            } else {
                ignore = false; // Resume making the request when the app is in focus
                if (!ignore && document.visibilityState === 'visible') {

        document.addEventListener('visibilitychange', handleVisibilityChange);

        if (!ignore && document.visibilityState === 'visible') {
            callback(); // Initial request

        return () => {
            ignore = true;
            document.removeEventListener('visibilitychange', handleVisibilityChange);
    }, dependencies);

This code defines a custom hook called useVisibilityEffect, which sets up an event listener to track changes in the document's visibility. When the document becomes hidden (e.g., the user switches to another tab), it stops making requests. When the document becomes visible again, it resumes making requests. Safety standard #2 from above is checked!

This hook also contains an ignore variable, which helps meet Safety standard #1 by preventing old data from overriding newer data if the old data arrives last. The solution is that whenever useEffect is triggered, the code already running from the previous trigger won't meet a condition. This condition is ignore being false, which is why we set it to true in the useEffect return function.

The reason this custom hook takes two methods as parameters is so that we can separate the async fetching from the data storing. We separate those two because if ignore becomes true when the async fetching is ongoing, we can avoid the data being stored once the request is done.

Here is an example of how it can be used in any page:

  const fetchPrices = async () => {
    return await Promise.all([priceRequest1(), priceRequest2()]);

  const setPrices = ([price1, price2]) => {

  useVisibilityEffect(fetchPrices, setPrices, [epochNumber]);

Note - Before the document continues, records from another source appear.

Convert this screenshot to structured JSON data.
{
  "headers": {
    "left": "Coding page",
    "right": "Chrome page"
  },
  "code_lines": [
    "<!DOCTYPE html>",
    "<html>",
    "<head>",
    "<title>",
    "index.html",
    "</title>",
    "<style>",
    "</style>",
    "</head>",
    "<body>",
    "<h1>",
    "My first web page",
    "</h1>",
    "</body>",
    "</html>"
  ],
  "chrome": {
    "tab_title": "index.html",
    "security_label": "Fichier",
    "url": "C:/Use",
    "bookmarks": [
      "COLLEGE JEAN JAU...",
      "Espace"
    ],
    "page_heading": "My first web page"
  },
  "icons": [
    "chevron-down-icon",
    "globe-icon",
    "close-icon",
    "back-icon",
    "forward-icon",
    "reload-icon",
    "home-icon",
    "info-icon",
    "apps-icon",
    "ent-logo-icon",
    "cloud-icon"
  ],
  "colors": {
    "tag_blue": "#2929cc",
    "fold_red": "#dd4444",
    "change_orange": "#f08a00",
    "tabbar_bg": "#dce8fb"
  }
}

In the above example, epochNumber can be a state that changes at regular intervals, say every 5 seconds. If the page is out of focus, no calls will be made regardless of how many times epochNumber updates (and price1 and price2 won't change). Additionally, if the prices for the previous epochNumber arrive after those for the current epochNumber, price1 and price2 will not be updated. Pretty clean!